Leary began his investigation into psychedelic therapy by experimenting on willing students, first with mushrooms, then LSD, until parents complained that he was supplying drugs to their children. Although LSD was still legal, the university was not impressed. Leary, along with another psychologist, Richard Alpert, was eventually dismissed dismissed from Harvard in 1963. Leary and Alpert were determined to continue their research anyway, but their ‘experiments’ devolved into LSD parties. “We saw ourselves as anthropologists from the twenty-first century inhabiting a time module set somewhere in the Dark Ages of the 1960s. On this space colony we were attempting to create a new paganism and a new dedication to life as art.” wrote Leary.
“It produces aphrodisiac effects, does not increase creativity, has no lasting positive effect in treating alcoholics or criminals, does not produce a 'model psychosis', and does not generate immediate personality change. However, drug studies have confirmed that the powerful hallucinogenic effects of this drug can produce profound adverse reactions, such as acute panic reactions, psychotic crises, and " flashbacks", especially in users ill-equipped to deal with such trauma.”
The above is from a US government report on LSD. The substance became illegal in California on October 6, 1966 and the rest of the world followed soon after. By the late 1960s, the government considered LSD to be at best a failed experiment, and at worst a new plague.
Dr. Leary quickly become a notorious celebrity and LSD evangelist. He actively tried to counter the governments’ anti-LSD messages by coining sticky, pithy slogans like “turn on, tune in, drop out.” The Trip perfectly represented Leary’s vision, one that presented drugs as an escape from a dreary middle-class existence. At one point, a judge sentenced Leary to 30 years in prison for possession of half a marijuana cigarette. Although this decision was later reversed, Dr. Timothy Leary was still public enemy number one. Owsley Stanley, another prominent figure in the San Francisco counter-culture said:
“Leary was a fool. Drunk with "celebrity-hood" and his own ego, he became a media clown—and was arguably the single most damaging actor involved in the destruction of the evanescent social movement of the '60s. Tim, with his very public exhortations to the kids to "tune in, turn on and drop out", is the inspiration for all the current draconian US drug laws against psychedelics.
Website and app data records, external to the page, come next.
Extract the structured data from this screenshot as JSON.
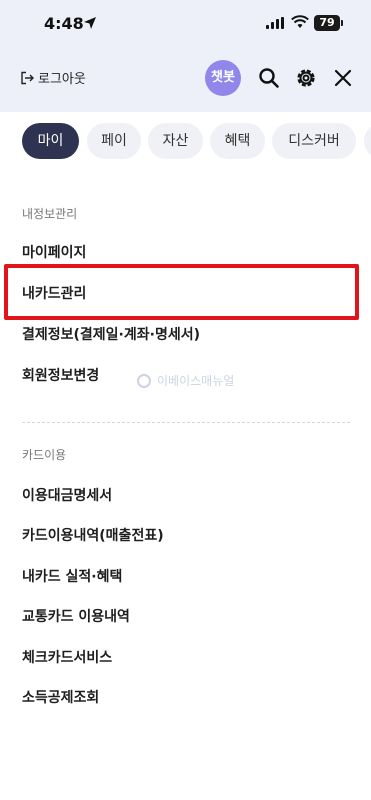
{
  "status_bar": {
    "time": "4:48",
    "battery": "79"
  },
  "header": {
    "logout_label": "로그아웃",
    "chatbot_label": "챗봇"
  },
  "tabs": [
    {
      "label": "마이"
    },
    {
      "label": "페이"
    },
    {
      "label": "자산"
    },
    {
      "label": "혜택"
    },
    {
      "label": "디스커버"
    }
  ],
  "sections": [
    {
      "title": "내정보관리",
      "items": [
        {
          "label": "마이페이지"
        },
        {
          "label": "내카드관리"
        },
        {
          "label": "결제정보(결제일·계좌·명세서)"
        },
        {
          "label": "회원정보변경"
        }
      ]
    },
    {
      "title": "카드이용",
      "items": [
        {
          "label": "이용대금명세서"
        },
        {
          "label": "카드이용내역(매출전표)"
        },
        {
          "label": "내카드 실적·혜택"
        },
        {
          "label": "교통카드 이용내역"
        },
        {
          "label": "체크카드서비스"
        },
        {
          "label": "소득공제조회"
        }
      ]
    }
  ],
  "watermark": "이베이스매뉴얼",
  "colors": {
    "highlight": "#e0141a",
    "active_tab": "#2d3350",
    "chatbot": "#8f88ea"
  }
}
He would not listen to any of us when we asked him to please cool it, he loved the limelight and relished his notoriety...”
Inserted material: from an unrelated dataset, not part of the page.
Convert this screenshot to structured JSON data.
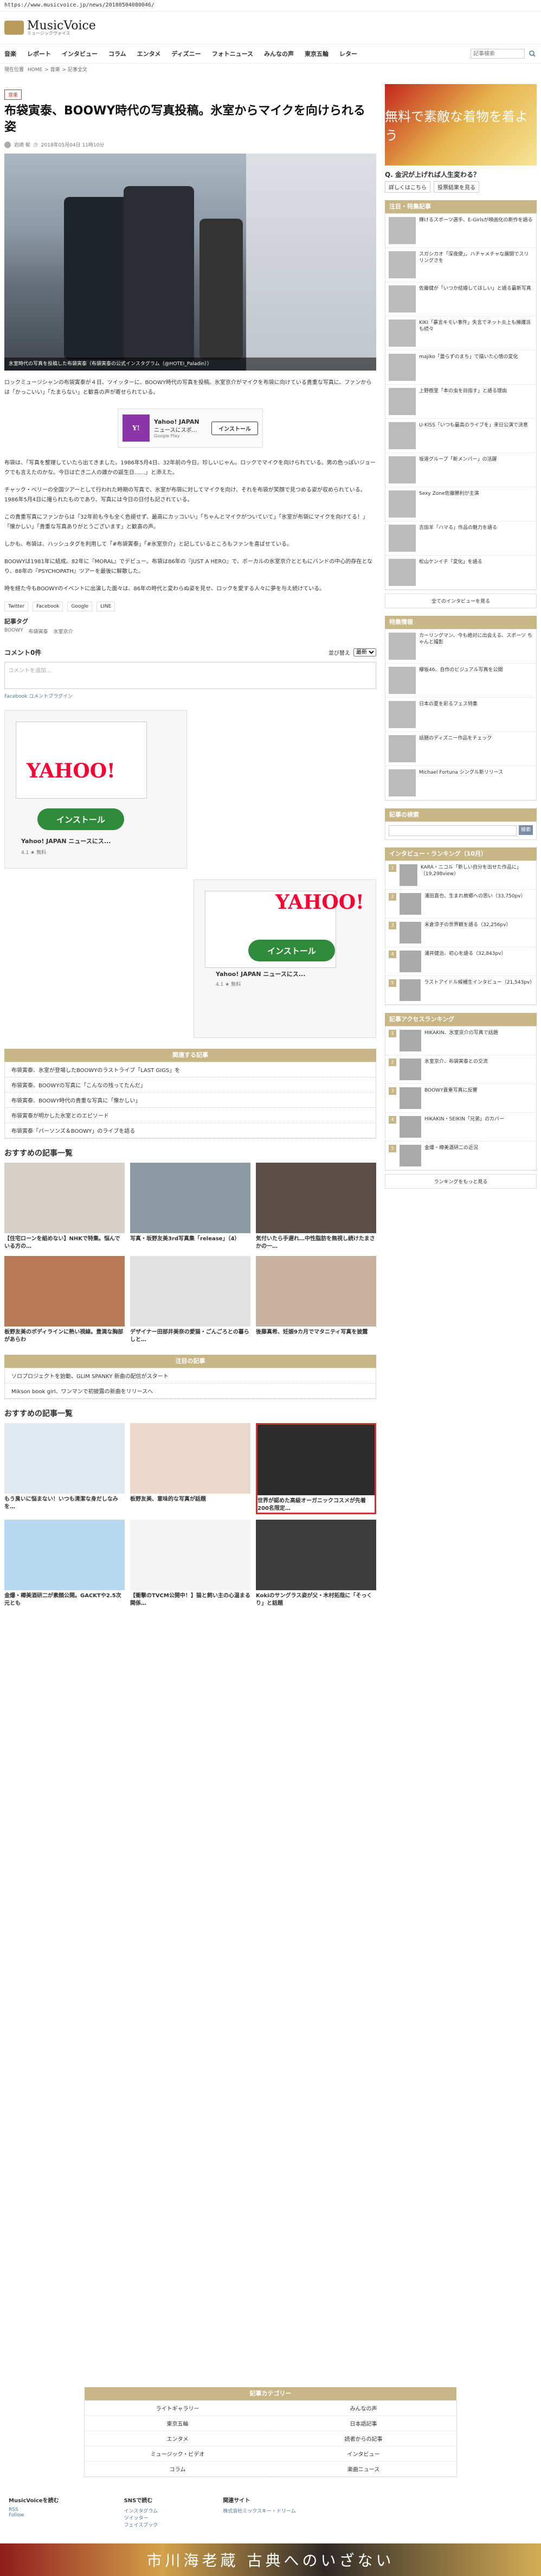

Many psychedelic therapists and researchers blame Dr. Leary for the prohibition of LSD, and the decline of LSD research. Albert Hofmann himself was frustrated by both the 1960s counterculture, who he believed were misusing a powerful substance, and the government, who prohibited his invention. Maybe the mad scientist in this story isn’t the man who invented LSD, but the man who popularized it.
"Whenever I put the headsets on now," he'd continued, "I really do understand what I find there. When those kids sing about 'She loves you,' yeah, well, you know, she does, she's any number of people, all over the world, back through time, different colors, shapes, sizes, distances from death, but she loves. And the 'you' is everybody. And herself." - Thomas Pynchon, The Crying of Lot 49
Questions by Network Awesome writers and editors. We're a lot of fun - you can find us at apocalypse-themed parties, museums of science and industry, and snarky media-obsessed websites.